▶ **Input data**
=-=-=
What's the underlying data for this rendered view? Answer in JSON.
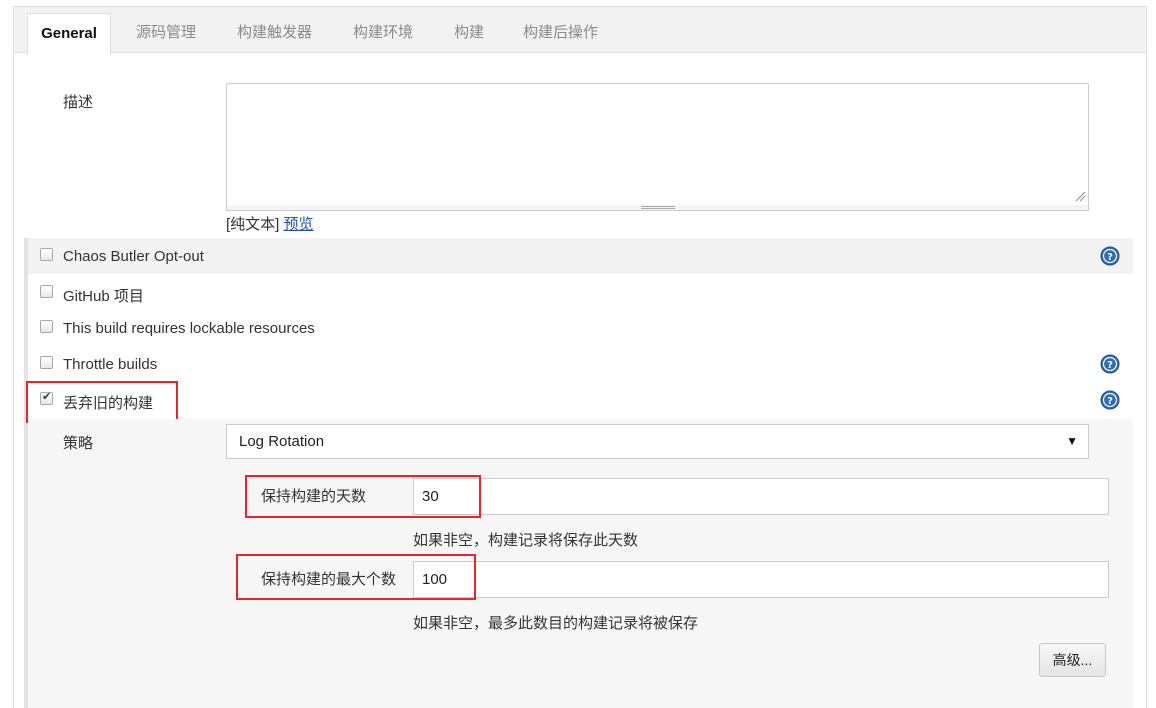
{
  "tabs": [
    {
      "label": "General",
      "active": true
    },
    {
      "label": "源码管理"
    },
    {
      "label": "构建触发器"
    },
    {
      "label": "构建环境"
    },
    {
      "label": "构建"
    },
    {
      "label": "构建后操作"
    }
  ],
  "description": {
    "label": "描述",
    "value": "",
    "format_plain": "[纯文本]",
    "format_preview": "预览"
  },
  "options": [
    {
      "label": "Chaos Butler Opt-out",
      "checked": false,
      "help": true
    },
    {
      "label": "GitHub 项目",
      "checked": false,
      "help": false
    },
    {
      "label": "This build requires lockable resources",
      "checked": false,
      "help": false
    },
    {
      "label": "Throttle builds",
      "checked": false,
      "help": true
    },
    {
      "label": "丢弃旧的构建",
      "checked": true,
      "help": true
    }
  ],
  "discard": {
    "strategy_label": "策略",
    "strategy_value": "Log Rotation",
    "days_label": "保持构建的天数",
    "days_value": "30",
    "days_hint": "如果非空，构建记录将保存此天数",
    "max_label": "保持构建的最大个数",
    "max_value": "100",
    "max_hint": "如果非空，最多此数目的构建记录将被保存",
    "advanced_label": "高级..."
  },
  "colors": {
    "highlight": "#e8242c",
    "help_icon": "#2e6cb5",
    "link": "#1f4fa8"
  }
}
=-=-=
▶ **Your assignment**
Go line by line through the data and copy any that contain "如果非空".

▶ **Response below**
    "days_hint": "如果非空，构建记录将保存此天数",
    "max_hint": "如果非空，最多此数目的构建记录将被保存",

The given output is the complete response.